A magical thing happened on the anniversary of the white nationalist rally that took place in Charlottesville, Virginia.
Thousands of counterprotestors showed up to white nationalist rallies in Washington, D.C. and Charlottesville, demonstrating against the violence that occurred in Charlottesville last year. During that rally, a car careened into counterprotestors, killing Heather Heyer, a 32-year-old woman.
In the U.S. capital, the counterprotestors dwarfed the white nationalists, who only managed to scrounge up 20 participants for a rally they expected around 400 people to show up to.
The Charlottesville anniversary can help us to resolve a prominent debate in anti-racist circles: when it comes to tackling racism and bigotry, should we ignore it or fight it? The logic of the “ignore it” side is as follows: by making a big deal out of racist positions, we’re giving them legitimacy simply by acknowledging them as dangerous. As a result, we shouldn’t give those positions a platform at all, and the best way to do this is to give them the silent treatment.
The “fight it” side argues that there’s an inherent violence in racist positions that poses a threat regardless of whether they’re given a platform or not. The only option, then, is to call out those positions as dangerous, make it clear that they aren’t welcome, and affect change in order to purge racism from societal discourse.
If there’s anything the Charlottesville anniversary proves, it’s that fighting is the most effective way to go. Counterprotestors showed up in 2017 and again in 2018, repeating the same message: racism is not welcome, and will not be tolerated. The message has clearly been heard, as turnout to both 2018 white nationalist rallies were decimated.
There is a unique twist to this year’s counterprotests, however. While powerful on their own, the most interesting element of these counterprotests what the focus of the chants of the crowds. While some demonstrators did indeed chant anti-racist calls like “Nazis go home,” other protestors focused their chants on the passivity of law enforcement during the 2017 protests, a result that was also found by an independent review of law enforcement’s response to the protests.
Such recognition of these failures is incredibly important. They go beyond vague gesturing towards an abstract spectre of “white nationalism” and link it to material institutions that tangibly impact the lives of individuals, such as police racism through carding and police brutality. Racism isn’t just an attitude or an ideology; it’s embedded within many of our institutions and requires engaging with and changing said institutions in order to quell it.
Ignoring racism, as opposed to calling it out, leaves this important fact out. While the silent treatment may eliminate extreme racist positions from discourse, it can’t speak to the pervasiveness of covert racial bias in our society. As such, it’s only a band-aid solution; if we’re to truly tackle racism, that link must be made and brought to light.

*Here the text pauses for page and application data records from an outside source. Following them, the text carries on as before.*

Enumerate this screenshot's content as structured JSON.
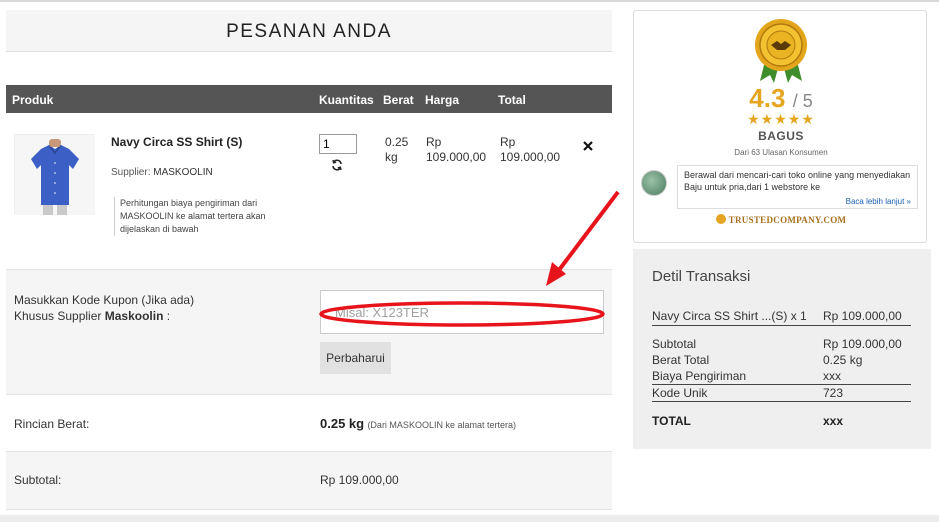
{
  "order": {
    "title": "PESANAN ANDA",
    "columns": [
      "Produk",
      "Kuantitas",
      "Berat",
      "Harga",
      "Total"
    ],
    "item": {
      "name": "Navy Circa SS Shirt (S)",
      "supplier_label": "Supplier:",
      "supplier_name": "MASKOOLIN",
      "note": "Perhitungan biaya pengiriman dari MASKOOLIN ke alamat tertera akan dijelaskan di bawah",
      "quantity": "1",
      "weight": "0.25 kg",
      "price": "Rp 109.000,00",
      "total": "Rp 109.000,00"
    },
    "coupon": {
      "label_line1": "Masukkan Kode Kupon (Jika ada)",
      "label_line2_prefix": "Khusus Supplier",
      "label_supplier": "Maskoolin",
      "label_suffix": ":",
      "placeholder": "Misal: X123TER",
      "update_label": "Perbaharui"
    },
    "weight_row": {
      "label": "Rincian Berat:",
      "value": "0.25 kg",
      "note": "(Dari MASKOOLIN ke alamat tertera)"
    },
    "subtotal_row": {
      "label": "Subtotal:",
      "value": "Rp 109.000,00"
    }
  },
  "trusted": {
    "score": "4.3",
    "score_max": "/ 5",
    "stars": "★★★★★",
    "rating": 4.3,
    "rating_word": "BAGUS",
    "review_count": "Dari 63 Ulasan Konsumen",
    "review_text": "Berawal dari mencari-cari toko online yang menyediakan Baju untuk pria,dari 1 webstore ke",
    "read_more": "Baca lebih lanjut »",
    "brand": "TRUSTEDCOMPANY.COM"
  },
  "transaction": {
    "title": "Detil Transaksi",
    "item_label": "Navy Circa SS Shirt ...(S) x 1",
    "item_value": "Rp 109.000,00",
    "rows": [
      {
        "label": "Subtotal",
        "value": "Rp 109.000,00"
      },
      {
        "label": "Berat Total",
        "value": "0.25 kg"
      },
      {
        "label": "Biaya Pengiriman",
        "value": "xxx"
      },
      {
        "label": "Kode Unik",
        "value": "723"
      }
    ],
    "total_label": "TOTAL",
    "total_value": "xxx"
  },
  "colors": {
    "table_header": "#555555",
    "annotation": "#e8141c",
    "accent_gold": "#e6a520"
  }
}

Feigning ignorance may work for itches, but it doesn’t work for bigotry. I hope that what happened on the Charlottesville anniversary inspires people to continue the good fight against white nationalism. Active protest against bigotry not only works, but is essential for its elimination.